The shape of the concentration profiles determined by ICP-AES and ion chromatography agree well, although the absolute values of the concentrations differ, with the ion chromatography data being higher than the ICP-AES data (Figs. F63I, F63J, F63K, F63L; Table T11). This contrast is most pronounced for Ca and less so for Na, Mg, and K. Despite the ICP-AES and ion chromatography protocols both being rigorously calibrated against multiple replicate analyses of IAPSO, with identical items being analyzed by both instruments and detailed determinations of analytical precision, the cause of this discrepancy remains unclear. Postcruise shore-based analyses will aim to resolve the ambiguity.

The profile of dissolved Ca (Fig. F63I) shows a slight decrease with depth, from near-surface values approximating that of typical seawater (10.5 mM) to values closer to ~10 mM at depth. Ca concentrations increase through the deepest four samples closest to the basalt. Overall, Mg shows no significant change in concentration with depth. The profiles of Na and K also show no significant change with depth. Over such a short sequence, the lack of significant concentration changes is not surprising.

Comparison of the catwalk samples (squeezed immediately upon core recovery) to those samples stored in the cold room on the Hold Deck (see “Microbiology” in the “Methods” chapter [Expedition 329 Scientists, 2011a]) shows no offset between the data sets for any cation (Figs. F63I, F63J, F63K, F63L).

Solid-phase carbon and nitrogen

Contents of total carbon, total organic carbon (TOC), total inorganic carbon (TIC), and total nitrogen were determined for 15 samples from Hole U1368B (Fig. F64; Table T13). Weight percent CaCO3 was calculated from TIC.

Total nitrogen content is 0.014 wt% at the seafloor but below the detection limit at greater depths (below 0.1 mbsf; Fig. F64A). TOC rapidly decreases from 0.085 wt% at the seafloor to 0.03 wt% at 0.46 mbsf and remains low thereafter (Fig. F64B). Total carbon content obtained with the CHNS analyzer shows a curved profile with a maximum of 10.51 wt% at 4.36 mbsf. At the seafloor, total carbon content is 9.31 wt%; just above basement it is 7.33 wt%.

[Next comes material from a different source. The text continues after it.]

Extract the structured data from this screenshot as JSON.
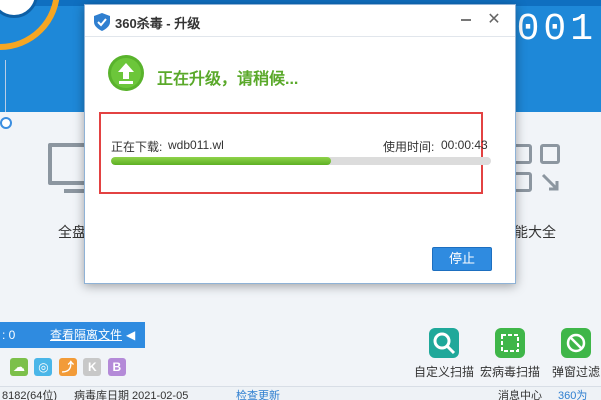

The TIC and CaCO3 values obtained by coulometry show the same pattern as total carbon content obtained from the CHNS elemental analyzer. CaCO3 content varies between 70.8 and 87.4 wt% in the uppermost 4.36 mbsf and gradually decreases to 61.3 wt% at 13.98 mbsf (Fig. F64C). TIC content varies between 8.5 and 10.5 wt% in the uppermost 4.36 mbsf and gradually decreases to 7.4 wt% at 13.98 mbsf.